The Second Wave of Civil Rights Movement in the United States continues to advance with the proliferation of cell phone videos, police car dash-cams, and recording devices worn by officers. With these images there’s no denying that police misconduct has hit epidemic proportions.
The legal team at Kennedy Kennedy & Ives understands that this epidemic expands beyond, and is far more penetrating, than what’s portrayed through viral images. What’s not seen is the long-term devastation to individual lives when police officers, their supervisors, and in some cases the culture of an entire police force, fails to uphold their legal and moral responsibilities.
Our client Diana Guerrero, who was sexually assaulted by a police officer while participating in an internship program for high school students, describes the lasting impact of the betrayal:
“…anytime I see or hear anything to do with a badge or law enforcement, I find my heart racing, shaking, sweating, crying, with all the flashbacks to that horrible day in that unmarked police vehicle. I usually have to remove myself into a safer-feeling location to regain my composure.”*
This betrayal and fear doesn’t remain with the individual victim; it permeates entire communities over multiple generations. This is expressed by Annelle Wharton, mother of Kenneth Ellis III, a decorated Iraqi War Veteran unlawfully shot and killed by police:
“We used to tell our kids the police were here to keep us safe. But now, none of us feels safe.”**
Diana and Annelle’s sentiments are why we don’t stop at justice for individuals.
We understand that many police officers lack the training and professional environment to fulfill their responsibilities with integrity. Our goal is that our clients’ cases ultimately result in policy changes that ensure officers are properly trained to the highest ethical standards. In the case of Kenneth Ellis III, his sister, in partnership with the VA Hospital where he’d been treated, lobbied for legislative changes that resulted in mandatory crisis intervention and de-escalation training for police officers across the state of New Mexico. In the case of our client James Boyd, a homeless man shot and killed for illegal camping, our suit detailed seventeen demands for policy change, including mandatory crisis intervention training and an end to hiring of officers fired from other police agencies.
To learn more about Kennedy Kennedy & Ives’ police misconduct cases, please go to our blog:The Second Wave.

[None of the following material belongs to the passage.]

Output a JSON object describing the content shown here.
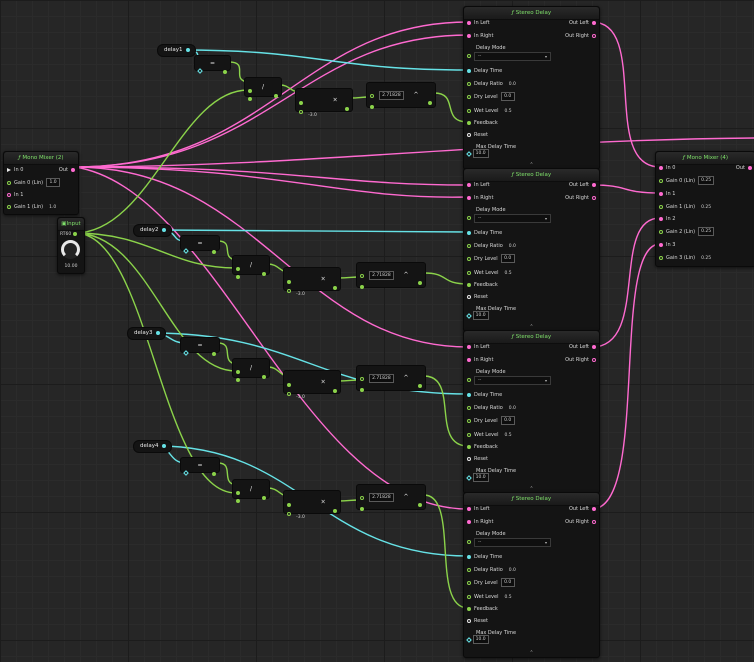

*Excerpted from the letter Diana read in court. The full text can be found here.
**Albuquerque Police Face Federal Scrutiny, Local Outrage. National Public Radio. 5/22/14